- TASK -
The expected output is the complete data, reproduced exactly.

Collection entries
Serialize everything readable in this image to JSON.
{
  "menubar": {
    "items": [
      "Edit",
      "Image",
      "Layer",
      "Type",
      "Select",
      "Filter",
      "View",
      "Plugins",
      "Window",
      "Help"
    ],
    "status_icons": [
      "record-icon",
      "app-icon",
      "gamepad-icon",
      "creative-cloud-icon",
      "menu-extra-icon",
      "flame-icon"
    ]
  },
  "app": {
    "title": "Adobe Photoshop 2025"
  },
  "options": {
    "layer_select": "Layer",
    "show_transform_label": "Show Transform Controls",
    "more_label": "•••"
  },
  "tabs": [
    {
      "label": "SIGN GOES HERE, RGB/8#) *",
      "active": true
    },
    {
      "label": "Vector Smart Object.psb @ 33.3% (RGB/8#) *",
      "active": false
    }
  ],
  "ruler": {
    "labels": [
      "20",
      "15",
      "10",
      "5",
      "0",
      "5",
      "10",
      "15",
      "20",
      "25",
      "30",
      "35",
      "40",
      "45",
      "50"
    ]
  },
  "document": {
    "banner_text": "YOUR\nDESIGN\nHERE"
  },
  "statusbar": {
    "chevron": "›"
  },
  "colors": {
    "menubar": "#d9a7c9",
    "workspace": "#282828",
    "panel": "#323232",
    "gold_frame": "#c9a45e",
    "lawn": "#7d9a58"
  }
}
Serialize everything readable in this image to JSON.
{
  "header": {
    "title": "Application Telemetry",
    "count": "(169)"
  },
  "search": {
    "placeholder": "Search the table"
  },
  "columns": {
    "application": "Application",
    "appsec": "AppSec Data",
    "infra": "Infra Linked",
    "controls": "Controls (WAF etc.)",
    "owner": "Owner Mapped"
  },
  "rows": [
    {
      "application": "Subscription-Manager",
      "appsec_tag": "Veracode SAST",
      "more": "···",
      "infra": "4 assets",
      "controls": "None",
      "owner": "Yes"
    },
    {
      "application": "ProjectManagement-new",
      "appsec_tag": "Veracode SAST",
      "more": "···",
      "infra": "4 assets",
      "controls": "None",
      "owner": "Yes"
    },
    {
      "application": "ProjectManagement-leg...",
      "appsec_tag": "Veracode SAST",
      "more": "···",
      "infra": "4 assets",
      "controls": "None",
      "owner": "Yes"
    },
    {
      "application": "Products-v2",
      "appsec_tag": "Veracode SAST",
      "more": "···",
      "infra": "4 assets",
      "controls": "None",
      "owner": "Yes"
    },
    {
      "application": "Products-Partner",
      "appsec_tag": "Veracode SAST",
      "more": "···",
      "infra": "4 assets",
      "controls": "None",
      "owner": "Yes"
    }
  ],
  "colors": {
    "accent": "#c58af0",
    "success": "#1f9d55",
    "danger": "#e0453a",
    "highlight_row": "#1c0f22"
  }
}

- SOLUTION TO THIS PROBLEM -
Serialize everything readable in this image to JSON.
{
  "menubar": {
    "items": [
      "Edit",
      "Image",
      "Layer",
      "Type",
      "Select",
      "Filter",
      "View",
      "Plugins",
      "Window",
      "Help"
    ],
    "status_icons": [
      "record-icon",
      "app-icon",
      "gamepad-icon",
      "creative-cloud-icon",
      "menu-extra-icon",
      "flame-icon"
    ]
  },
  "app": {
    "title": "Adobe Photoshop 2025"
  },
  "options": {
    "layer_select": "Layer",
    "show_transform_label": "Show Transform Controls",
    "more_label": "•••"
  },
  "tabs": [
    {
      "label": "SIGN GOES HERE, RGB/8#) *",
      "active": true
    },
    {
      "label": "Vector Smart Object.psb @ 33.3% (RGB/8#) *",
      "active": false
    }
  ],
  "ruler": {
    "labels": [
      "20",
      "15",
      "10",
      "5",
      "0",
      "5",
      "10",
      "15",
      "20",
      "25",
      "30",
      "35",
      "40",
      "45",
      "50"
    ]
  },
  "document": {
    "banner_text": "YOUR\nDESIGN\nHERE"
  },
  "statusbar": {
    "chevron": "›"
  },
  "colors": {
    "menubar": "#d9a7c9",
    "workspace": "#282828",
    "panel": "#323232",
    "gold_frame": "#c9a45e",
    "lawn": "#7d9a58"
  }
}
Serialize everything readable in this image to JSON.
{
  "header": {
    "title": "Application Telemetry",
    "count": "(169)"
  },
  "search": {
    "placeholder": "Search the table"
  },
  "columns": {
    "application": "Application",
    "appsec": "AppSec Data",
    "infra": "Infra Linked",
    "controls": "Controls (WAF etc.)",
    "owner": "Owner Mapped"
  },
  "rows": [
    {
      "application": "Subscription-Manager",
      "appsec_tag": "Veracode SAST",
      "more": "···",
      "infra": "4 assets",
      "controls": "None",
      "owner": "Yes"
    },
    {
      "application": "ProjectManagement-new",
      "appsec_tag": "Veracode SAST",
      "more": "···",
      "infra": "4 assets",
      "controls": "None",
      "owner": "Yes"
    },
    {
      "application": "ProjectManagement-leg...",
      "appsec_tag": "Veracode SAST",
      "more": "···",
      "infra": "4 assets",
      "controls": "None",
      "owner": "Yes"
    },
    {
      "application": "Products-v2",
      "appsec_tag": "Veracode SAST",
      "more": "···",
      "infra": "4 assets",
      "controls": "None",
      "owner": "Yes"
    },
    {
      "application": "Products-Partner",
      "appsec_tag": "Veracode SAST",
      "more": "···",
      "infra": "4 assets",
      "controls": "None",
      "owner": "Yes"
    }
  ],
  "colors": {
    "accent": "#c58af0",
    "success": "#1f9d55",
    "danger": "#e0453a",
    "highlight_row": "#1c0f22"
  }
}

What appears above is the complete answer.